▶ Supplied data

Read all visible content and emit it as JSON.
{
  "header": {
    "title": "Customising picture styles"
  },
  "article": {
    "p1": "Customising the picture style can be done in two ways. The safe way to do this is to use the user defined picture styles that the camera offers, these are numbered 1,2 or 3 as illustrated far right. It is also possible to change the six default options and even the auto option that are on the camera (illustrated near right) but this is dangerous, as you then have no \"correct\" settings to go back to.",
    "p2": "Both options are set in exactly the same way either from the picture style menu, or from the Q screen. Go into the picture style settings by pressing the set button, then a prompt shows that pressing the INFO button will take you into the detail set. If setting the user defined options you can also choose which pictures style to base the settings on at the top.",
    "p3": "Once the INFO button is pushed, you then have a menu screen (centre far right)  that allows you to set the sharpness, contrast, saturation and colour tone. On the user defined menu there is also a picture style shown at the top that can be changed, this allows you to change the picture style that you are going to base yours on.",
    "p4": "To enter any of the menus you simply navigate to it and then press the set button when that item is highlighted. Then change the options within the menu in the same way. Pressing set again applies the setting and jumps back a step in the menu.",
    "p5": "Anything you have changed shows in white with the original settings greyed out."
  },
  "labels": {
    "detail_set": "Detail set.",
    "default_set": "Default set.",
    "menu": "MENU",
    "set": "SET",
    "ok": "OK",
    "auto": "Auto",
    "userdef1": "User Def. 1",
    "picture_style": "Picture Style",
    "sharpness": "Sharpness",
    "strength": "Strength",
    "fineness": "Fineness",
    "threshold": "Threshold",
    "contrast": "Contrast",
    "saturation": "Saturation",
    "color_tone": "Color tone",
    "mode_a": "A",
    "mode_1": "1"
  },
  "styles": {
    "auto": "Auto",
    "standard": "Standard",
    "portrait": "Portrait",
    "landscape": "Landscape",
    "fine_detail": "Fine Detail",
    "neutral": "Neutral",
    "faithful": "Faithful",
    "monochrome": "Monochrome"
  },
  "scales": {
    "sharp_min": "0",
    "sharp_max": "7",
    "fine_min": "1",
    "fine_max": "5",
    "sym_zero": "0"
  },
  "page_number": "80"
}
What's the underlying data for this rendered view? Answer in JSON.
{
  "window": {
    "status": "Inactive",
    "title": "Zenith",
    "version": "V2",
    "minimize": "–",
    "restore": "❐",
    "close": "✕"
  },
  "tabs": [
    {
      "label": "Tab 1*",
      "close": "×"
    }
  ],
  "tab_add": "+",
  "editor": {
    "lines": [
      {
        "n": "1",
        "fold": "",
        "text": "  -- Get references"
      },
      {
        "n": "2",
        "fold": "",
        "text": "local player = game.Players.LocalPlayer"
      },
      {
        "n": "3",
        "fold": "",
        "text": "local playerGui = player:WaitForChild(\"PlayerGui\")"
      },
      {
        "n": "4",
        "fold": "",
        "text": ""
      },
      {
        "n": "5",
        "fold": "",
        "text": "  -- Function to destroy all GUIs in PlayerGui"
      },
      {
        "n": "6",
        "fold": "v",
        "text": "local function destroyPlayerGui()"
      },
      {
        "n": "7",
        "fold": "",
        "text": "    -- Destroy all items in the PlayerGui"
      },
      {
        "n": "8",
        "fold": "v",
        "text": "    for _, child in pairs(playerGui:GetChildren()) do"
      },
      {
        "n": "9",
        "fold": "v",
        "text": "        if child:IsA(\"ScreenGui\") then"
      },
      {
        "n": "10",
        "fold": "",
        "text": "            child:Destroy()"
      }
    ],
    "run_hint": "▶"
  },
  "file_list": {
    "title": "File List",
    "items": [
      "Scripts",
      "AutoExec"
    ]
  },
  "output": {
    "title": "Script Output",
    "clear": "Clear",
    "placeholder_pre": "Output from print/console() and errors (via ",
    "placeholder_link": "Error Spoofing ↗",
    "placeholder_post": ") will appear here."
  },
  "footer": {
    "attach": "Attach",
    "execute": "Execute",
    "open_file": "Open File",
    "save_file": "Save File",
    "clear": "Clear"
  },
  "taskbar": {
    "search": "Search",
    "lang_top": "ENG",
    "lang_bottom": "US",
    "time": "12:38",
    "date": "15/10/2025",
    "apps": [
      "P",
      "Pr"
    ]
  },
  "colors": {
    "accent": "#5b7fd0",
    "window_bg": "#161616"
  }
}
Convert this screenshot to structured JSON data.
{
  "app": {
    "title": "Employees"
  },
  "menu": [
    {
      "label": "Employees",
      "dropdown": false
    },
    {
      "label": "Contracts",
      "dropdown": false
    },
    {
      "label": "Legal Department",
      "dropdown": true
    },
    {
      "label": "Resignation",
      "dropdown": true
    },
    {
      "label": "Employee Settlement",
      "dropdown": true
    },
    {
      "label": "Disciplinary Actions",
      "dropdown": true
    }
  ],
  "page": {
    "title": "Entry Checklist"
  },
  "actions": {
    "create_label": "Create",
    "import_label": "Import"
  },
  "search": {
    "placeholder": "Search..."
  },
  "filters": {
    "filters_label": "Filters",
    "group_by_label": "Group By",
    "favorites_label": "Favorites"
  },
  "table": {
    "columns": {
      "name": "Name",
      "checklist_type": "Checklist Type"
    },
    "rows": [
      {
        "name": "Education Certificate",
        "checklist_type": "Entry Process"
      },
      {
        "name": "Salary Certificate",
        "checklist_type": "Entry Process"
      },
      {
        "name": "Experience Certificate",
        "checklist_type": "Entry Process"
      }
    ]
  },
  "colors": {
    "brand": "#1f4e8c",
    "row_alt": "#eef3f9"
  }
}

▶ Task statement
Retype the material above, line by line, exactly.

▶ Exercise answer
Read all visible content and emit it as JSON.
{
  "header": {
    "title": "Customising picture styles"
  },
  "article": {
    "p1": "Customising the picture style can be done in two ways. The safe way to do this is to use the user defined picture styles that the camera offers, these are numbered 1,2 or 3 as illustrated far right. It is also possible to change the six default options and even the auto option that are on the camera (illustrated near right) but this is dangerous, as you then have no \"correct\" settings to go back to.",
    "p2": "Both options are set in exactly the same way either from the picture style menu, or from the Q screen. Go into the picture style settings by pressing the set button, then a prompt shows that pressing the INFO button will take you into the detail set. If setting the user defined options you can also choose which pictures style to base the settings on at the top.",
    "p3": "Once the INFO button is pushed, you then have a menu screen (centre far right)  that allows you to set the sharpness, contrast, saturation and colour tone. On the user defined menu there is also a picture style shown at the top that can be changed, this allows you to change the picture style that you are going to base yours on.",
    "p4": "To enter any of the menus you simply navigate to it and then press the set button when that item is highlighted. Then change the options within the menu in the same way. Pressing set again applies the setting and jumps back a step in the menu.",
    "p5": "Anything you have changed shows in white with the original settings greyed out."
  },
  "labels": {
    "detail_set": "Detail set.",
    "default_set": "Default set.",
    "menu": "MENU",
    "set": "SET",
    "ok": "OK",
    "auto": "Auto",
    "userdef1": "User Def. 1",
    "picture_style": "Picture Style",
    "sharpness": "Sharpness",
    "strength": "Strength",
    "fineness": "Fineness",
    "threshold": "Threshold",
    "contrast": "Contrast",
    "saturation": "Saturation",
    "color_tone": "Color tone",
    "mode_a": "A",
    "mode_1": "1"
  },
  "styles": {
    "auto": "Auto",
    "standard": "Standard",
    "portrait": "Portrait",
    "landscape": "Landscape",
    "fine_detail": "Fine Detail",
    "neutral": "Neutral",
    "faithful": "Faithful",
    "monochrome": "Monochrome"
  },
  "scales": {
    "sharp_min": "0",
    "sharp_max": "7",
    "fine_min": "1",
    "fine_max": "5",
    "sym_zero": "0"
  },
  "page_number": "80"
}
What's the underlying data for this rendered view? Answer in JSON.
{
  "window": {
    "status": "Inactive",
    "title": "Zenith",
    "version": "V2",
    "minimize": "–",
    "restore": "❐",
    "close": "✕"
  },
  "tabs": [
    {
      "label": "Tab 1*",
      "close": "×"
    }
  ],
  "tab_add": "+",
  "editor": {
    "lines": [
      {
        "n": "1",
        "fold": "",
        "text": "  -- Get references"
      },
      {
        "n": "2",
        "fold": "",
        "text": "local player = game.Players.LocalPlayer"
      },
      {
        "n": "3",
        "fold": "",
        "text": "local playerGui = player:WaitForChild(\"PlayerGui\")"
      },
      {
        "n": "4",
        "fold": "",
        "text": ""
      },
      {
        "n": "5",
        "fold": "",
        "text": "  -- Function to destroy all GUIs in PlayerGui"
      },
      {
        "n": "6",
        "fold": "v",
        "text": "local function destroyPlayerGui()"
      },
      {
        "n": "7",
        "fold": "",
        "text": "    -- Destroy all items in the PlayerGui"
      },
      {
        "n": "8",
        "fold": "v",
        "text": "    for _, child in pairs(playerGui:GetChildren()) do"
      },
      {
        "n": "9",
        "fold": "v",
        "text": "        if child:IsA(\"ScreenGui\") then"
      },
      {
        "n": "10",
        "fold": "",
        "text": "            child:Destroy()"
      }
    ],
    "run_hint": "▶"
  },
  "file_list": {
    "title": "File List",
    "items": [
      "Scripts",
      "AutoExec"
    ]
  },
  "output": {
    "title": "Script Output",
    "clear": "Clear",
    "placeholder_pre": "Output from print/console() and errors (via ",
    "placeholder_link": "Error Spoofing ↗",
    "placeholder_post": ") will appear here."
  },
  "footer": {
    "attach": "Attach",
    "execute": "Execute",
    "open_file": "Open File",
    "save_file": "Save File",
    "clear": "Clear"
  },
  "taskbar": {
    "search": "Search",
    "lang_top": "ENG",
    "lang_bottom": "US",
    "time": "12:38",
    "date": "15/10/2025",
    "apps": [
      "P",
      "Pr"
    ]
  },
  "colors": {
    "accent": "#5b7fd0",
    "window_bg": "#161616"
  }
}
Convert this screenshot to structured JSON data.
{
  "app": {
    "title": "Employees"
  },
  "menu": [
    {
      "label": "Employees",
      "dropdown": false
    },
    {
      "label": "Contracts",
      "dropdown": false
    },
    {
      "label": "Legal Department",
      "dropdown": true
    },
    {
      "label": "Resignation",
      "dropdown": true
    },
    {
      "label": "Employee Settlement",
      "dropdown": true
    },
    {
      "label": "Disciplinary Actions",
      "dropdown": true
    }
  ],
  "page": {
    "title": "Entry Checklist"
  },
  "actions": {
    "create_label": "Create",
    "import_label": "Import"
  },
  "search": {
    "placeholder": "Search..."
  },
  "filters": {
    "filters_label": "Filters",
    "group_by_label": "Group By",
    "favorites_label": "Favorites"
  },
  "table": {
    "columns": {
      "name": "Name",
      "checklist_type": "Checklist Type"
    },
    "rows": [
      {
        "name": "Education Certificate",
        "checklist_type": "Entry Process"
      },
      {
        "name": "Salary Certificate",
        "checklist_type": "Entry Process"
      },
      {
        "name": "Experience Certificate",
        "checklist_type": "Entry Process"
      }
    ]
  },
  "colors": {
    "brand": "#1f4e8c",
    "row_alt": "#eef3f9"
  }
}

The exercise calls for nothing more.